After my well-known and uncomplimentary views on legal awards ceremonies (you know, the largely arbitrary and ultimately worthless ones the legal directories run) I never thought I’d be confessing that I actually attended one but last week that was the case and what’s more, I was asked to attend as a technical judge and announce the results.
However, as you might have guessed, this was no ordinary awards ceremony. It was run by the smart young folk at CaseCrunch and featured a real competition, one with numbers, facts and statistics and billed by the hosts as “the first event in history to directly pit machines against lawyers’. I’m sure that headline sent a shiver down the spine of many a wood-paneled law firms.
Over a period of one week, participants including 100+ lawyers were asked to access facts of real PPI mis-selling complaints received by the Financial Ombudsman Service. They were then asked to predict whether the complaint was upheld or rejected. 775 predictions were submitted.
The Case Crunch AI system was asked to review the exact same facts and make its own predictions. The side with the higher accuracy wins the competition.
Sadly, the lawyers fared badly against the machine as the competition produced a groundbreaking result. Lawyers managed only 62.3% accuracy, which wasn’t even within driving distance of the machine’s 86.6% score.
Ludwig Bull, scientific director at CaseCrunch, was quoted as saying “Evaluating these results is tricky. These results do not mean that machines are generally better at predicting outcomes than human lawyers. These results show that if the question is defined precisely, machines are able to compete with and sometimes outperform human lawyers. The use case for these systems is clear. Legal decision prediction systems like ours can solve legal bottlenecks within organizations permanently and reliably.
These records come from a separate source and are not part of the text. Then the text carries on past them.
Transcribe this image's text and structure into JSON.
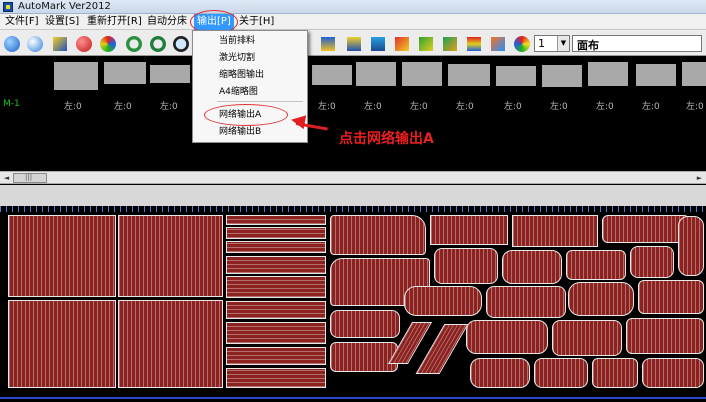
{
  "window": {
    "title": "AutoMark Ver2012"
  },
  "menubar": {
    "items": [
      "文件[F]",
      "设置[S]",
      "重新打开[R]",
      "自动分床",
      "输出[P]",
      "关于[H]"
    ]
  },
  "output_menu": {
    "items": [
      "当前排料",
      "激光切割",
      "缩略图输出",
      "A4缩略图",
      "网络输出A",
      "网络输出B"
    ],
    "highlighted": "网络输出A"
  },
  "toolbar": {
    "layer_value": "1",
    "fabric_value": "面布",
    "icons": [
      "globe-icon",
      "search-globe-icon",
      "arrows-icon",
      "ball-icon",
      "pinwheel-icon",
      "rotate-icon",
      "rotate-cw-icon",
      "zoom-icon",
      "up-arrow-icon",
      "layers-icon",
      "stack-icon",
      "book-icon",
      "scissors-icon",
      "star-icon",
      "layers-color-icon",
      "color-wheel-icon"
    ]
  },
  "thumbnail_panel": {
    "row_label": "M-1",
    "left_label": "左:0"
  },
  "annotation": {
    "text": "点击网络输出A"
  },
  "colors": {
    "piece_fill": "#8b2220",
    "annotation": "#e82020",
    "menu_highlight": "#3399ff",
    "row_label": "#20c020"
  }
}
The main reason for the machine’s winning margin seemed to be that the network has a better grasp of the importance of non-legal factors”
Alongside my enjoyment of the event and a real sense that I was witnessing groundbreaking stuff, the next stage will be to try and attach a value to the differences. If the real number for a Human is 62.3% at £300p/h and X hours’ compared to AI with 86.6% at £17ph and X hours, then you’re left with a starkly contrasting bottom line.
Last year, AI was used to predict the outcome of cases in the European Court of Human Rights in 79% of cases. Those who think this sort of stuff is a gimmick might like to think again as the accelerating pace of change starts to really impact on this dusty old profession. As for my view on awards ceremonies, they haven’t changed and perhaps this comment, taken from a LinkedIn comments thread about the event, best sums it up …
“A legal awards ceremony based on verifiable empirical evidence rather than peer recommendation or the number of pompous social media posts? That’s plain heresy. Pass me my bell, book and candle. – Christopher Deadman
[Article written by Ian Dodd, Premonition UK Director]